Usage of the Outsider Theme in Claude McKay's Poetry
Claude McKay was an important figure during the 1920's in the Harlem Rennaisance. Primarily a poet, McKay used the point of view of the outsider as a prevalent theme in his works. This is best observed in such poems as "Outcast," "America," and "The White House." In these poems, McKay portrays the African-American as the outsiderof western society and its politics and laws and at times, the very land that he is native to.
McKays's poem, "Outcast," is the most obvious example of this outsider theme. From the title to the last line there are many references to a feeling of alienation and neglect. The voice in the poem longs for "the dim regions whence my fathers came." The voice also longs for
"forgotten jungle songs" and yearns to "go back to darkness and to peace." This is the voice of the African-American removed from his native country and made an outsider of his own home. Alienation is also voiced as "I may never hope for full release while to its alien gods I bend my knee." This line illustrates that the speaker is an outsider even where he lives and cannot escape. It would be useless even if he could because he would just be an outsider in Africa now as well. This feeling of aliention is even further revealed in later lines where he "must walk the way of life a ghost among the sons of earth, a thing apart." This line best exemplifies the plight of the African-American feeling removed from home and lost even in the western civilization he is forced to adopt. McKay's "Outcast" is the poem which the "outsider" theme is most apparent. It creates a bleak yet vivid picture of the alienation to which the African-American is subjected.
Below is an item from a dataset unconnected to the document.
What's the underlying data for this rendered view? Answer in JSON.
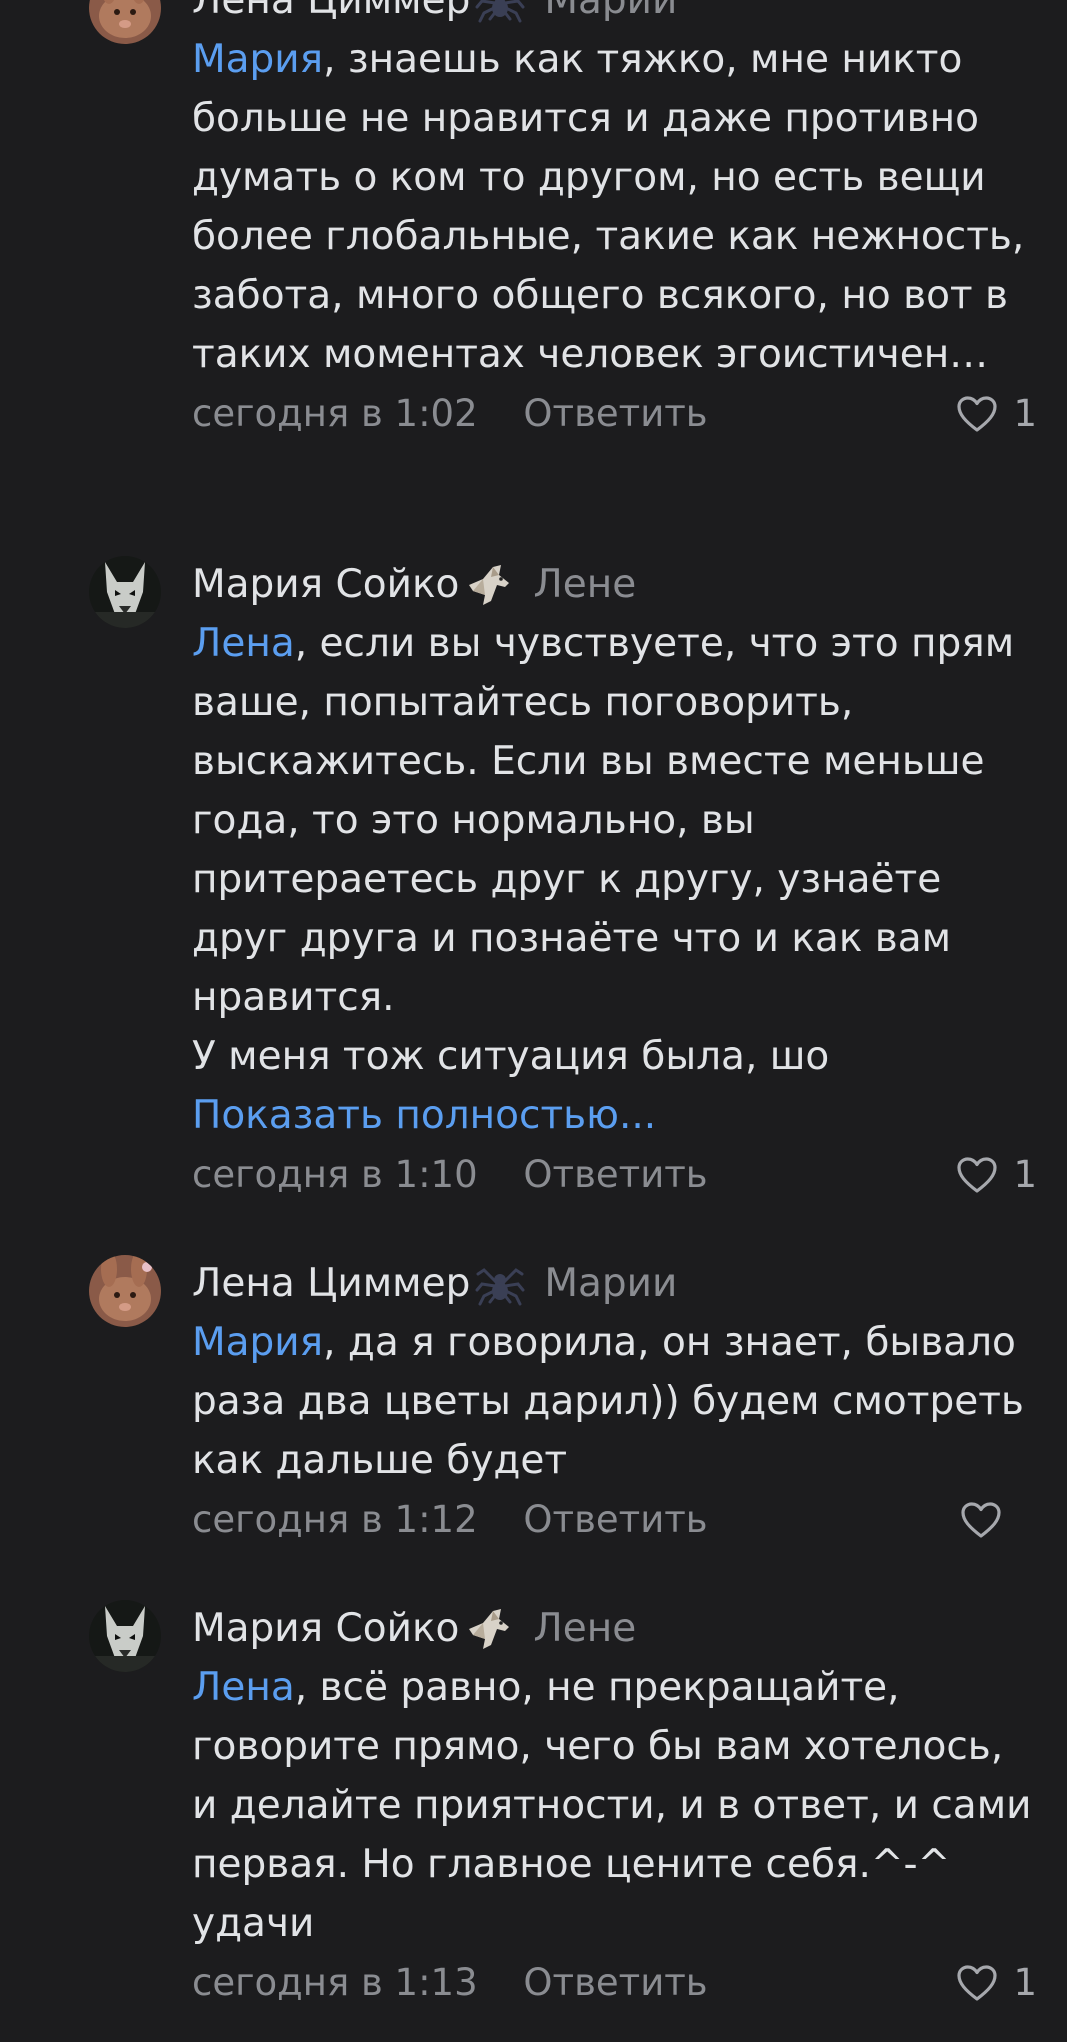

"America" is another poem written by McKay that reveals the outsider theme of the Negro in America. McKay voices his love/hate relationship with America in this poem. He states that she "sinks into my throat her tiger's tooth, stealing my breath of life." He does however "confess I love this cultured hell that tests my youth! Her vigor flows like tides into my blood giving me strength erect against her hate." This line...